Interestingly, the researchers found that the two subgenomes each had independent contributions to the important traits of fiber quality and stress tolerance. For instance, the A subgenome contributed 41 positively selected genes related to fiber quality, while the D subgenome contributed 68 positively selected genes related to stress tolerance.

The group was also able to identify 32 genes related to cellulose synthase, which is required for making cellulose, including a group of genes that were expressed at levels 1.5 to 40 times higher than in wild cottons, "suggesting their potential role in increased lint yield and improved qualities in domesticated cotton," the authors wrote.

In the study led by the Chinese Academy of Agricultural Sciences, the researchers performed Illumina shotgun sequencing with insert sizes ranging from 250 bp to 40 kb. They then generated around 5x coverage of the genome with BACs to improve the assembly, which resulted in a contig N50 of 80 kb and a scaffold N50 of 764 kb. They also performed transcriptome sequencing, identifying 108,790 transcripts, 98.9 percent of which were detected in the de novo assembly.

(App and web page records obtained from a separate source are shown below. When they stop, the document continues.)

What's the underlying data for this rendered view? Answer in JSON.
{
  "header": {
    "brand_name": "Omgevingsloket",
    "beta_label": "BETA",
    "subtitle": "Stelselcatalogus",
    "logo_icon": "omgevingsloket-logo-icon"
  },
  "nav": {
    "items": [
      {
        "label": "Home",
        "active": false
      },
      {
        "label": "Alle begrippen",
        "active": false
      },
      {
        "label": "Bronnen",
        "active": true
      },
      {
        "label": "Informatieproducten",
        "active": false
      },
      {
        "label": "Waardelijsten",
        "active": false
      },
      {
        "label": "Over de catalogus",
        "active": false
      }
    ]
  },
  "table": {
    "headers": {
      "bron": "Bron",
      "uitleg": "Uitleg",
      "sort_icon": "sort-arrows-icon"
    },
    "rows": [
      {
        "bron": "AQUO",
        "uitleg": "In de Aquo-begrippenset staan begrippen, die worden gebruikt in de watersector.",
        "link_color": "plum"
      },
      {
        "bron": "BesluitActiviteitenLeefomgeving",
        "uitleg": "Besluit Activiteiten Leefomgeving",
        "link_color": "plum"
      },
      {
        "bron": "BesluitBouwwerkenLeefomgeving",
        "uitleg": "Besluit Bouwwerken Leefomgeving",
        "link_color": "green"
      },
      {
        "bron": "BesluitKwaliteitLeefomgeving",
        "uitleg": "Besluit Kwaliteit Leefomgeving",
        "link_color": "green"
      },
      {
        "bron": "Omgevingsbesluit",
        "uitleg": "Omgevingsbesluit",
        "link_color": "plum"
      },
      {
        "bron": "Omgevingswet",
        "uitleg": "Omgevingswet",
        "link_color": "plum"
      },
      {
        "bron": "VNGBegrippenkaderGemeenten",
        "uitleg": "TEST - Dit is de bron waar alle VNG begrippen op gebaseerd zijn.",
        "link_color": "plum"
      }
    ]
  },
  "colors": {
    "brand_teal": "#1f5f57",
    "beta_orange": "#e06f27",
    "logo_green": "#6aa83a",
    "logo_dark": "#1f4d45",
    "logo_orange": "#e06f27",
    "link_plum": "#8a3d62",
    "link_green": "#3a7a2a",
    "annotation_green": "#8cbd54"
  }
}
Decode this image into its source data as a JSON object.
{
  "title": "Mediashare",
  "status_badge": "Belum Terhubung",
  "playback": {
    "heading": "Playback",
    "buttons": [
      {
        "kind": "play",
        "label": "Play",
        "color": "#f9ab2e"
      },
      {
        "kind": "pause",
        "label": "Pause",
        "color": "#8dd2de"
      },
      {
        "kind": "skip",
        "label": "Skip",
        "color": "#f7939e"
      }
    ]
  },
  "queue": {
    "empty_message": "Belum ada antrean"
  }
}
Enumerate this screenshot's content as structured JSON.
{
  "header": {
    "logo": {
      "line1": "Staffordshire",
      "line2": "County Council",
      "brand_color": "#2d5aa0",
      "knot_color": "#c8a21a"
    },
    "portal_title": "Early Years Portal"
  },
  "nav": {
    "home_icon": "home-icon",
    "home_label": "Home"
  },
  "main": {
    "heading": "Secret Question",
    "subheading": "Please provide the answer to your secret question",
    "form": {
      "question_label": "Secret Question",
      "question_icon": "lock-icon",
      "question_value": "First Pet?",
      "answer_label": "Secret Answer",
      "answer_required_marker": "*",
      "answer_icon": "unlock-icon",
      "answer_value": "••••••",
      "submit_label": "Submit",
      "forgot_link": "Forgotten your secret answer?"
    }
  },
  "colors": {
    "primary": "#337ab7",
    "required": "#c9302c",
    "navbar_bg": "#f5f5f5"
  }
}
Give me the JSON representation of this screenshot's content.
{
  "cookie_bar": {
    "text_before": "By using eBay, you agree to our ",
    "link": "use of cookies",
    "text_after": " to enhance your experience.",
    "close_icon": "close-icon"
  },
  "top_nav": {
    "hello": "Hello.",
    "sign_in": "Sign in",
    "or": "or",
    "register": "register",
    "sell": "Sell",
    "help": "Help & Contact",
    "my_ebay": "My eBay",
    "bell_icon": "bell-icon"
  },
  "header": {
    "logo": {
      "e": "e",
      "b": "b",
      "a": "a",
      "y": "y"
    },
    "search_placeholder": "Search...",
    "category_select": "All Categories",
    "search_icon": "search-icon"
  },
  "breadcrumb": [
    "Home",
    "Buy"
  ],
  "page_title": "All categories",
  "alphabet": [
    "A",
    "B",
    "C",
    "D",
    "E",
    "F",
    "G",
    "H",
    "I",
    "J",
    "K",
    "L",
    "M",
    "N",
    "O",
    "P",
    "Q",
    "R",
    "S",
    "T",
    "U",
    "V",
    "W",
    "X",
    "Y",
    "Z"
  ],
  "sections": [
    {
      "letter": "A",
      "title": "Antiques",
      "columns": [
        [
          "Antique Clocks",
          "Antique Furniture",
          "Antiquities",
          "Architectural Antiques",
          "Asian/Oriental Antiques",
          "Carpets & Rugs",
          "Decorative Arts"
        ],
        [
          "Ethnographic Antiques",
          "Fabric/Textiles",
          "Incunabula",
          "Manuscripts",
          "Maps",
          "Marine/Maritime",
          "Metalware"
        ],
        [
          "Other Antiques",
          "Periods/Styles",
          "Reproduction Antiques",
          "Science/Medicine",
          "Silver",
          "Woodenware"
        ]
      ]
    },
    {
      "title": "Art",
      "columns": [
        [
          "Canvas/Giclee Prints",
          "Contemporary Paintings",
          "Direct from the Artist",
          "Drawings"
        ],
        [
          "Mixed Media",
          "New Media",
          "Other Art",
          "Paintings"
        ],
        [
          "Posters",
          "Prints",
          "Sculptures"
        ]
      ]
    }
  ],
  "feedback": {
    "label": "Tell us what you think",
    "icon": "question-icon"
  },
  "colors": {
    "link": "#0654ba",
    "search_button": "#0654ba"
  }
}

Using a genetic map, they anchored and oriented 1,923 Mb to 26 pseudochromosomes.

Similar to the Nanjing Agricultural University team, the group identified nearly 77,000 genes, 35,056 from the A subgenome and 37,086 from the D subgenome. In addition, they reported that approximately 66 percent of the genome was composed of transposable elements.

In addition, they found that the current A genome contains many genes that were not present in the ancestral homeolog and were transferred from the D genome.

Looking at their transcriptome data, the Chinese Academy of Agricultural Sciences team identified a significant number of genes from the A subgenome associated with fiber development.

Specifically, they reported on a group of genes known as ACOs, which modulate cotton fiber cell growth, as well as genes involved in primary and secondary wall synthesis that "might provide targets for engineering of improved fiber yield," the authors wrote.

The data from both groups will be deposited online in GenBank.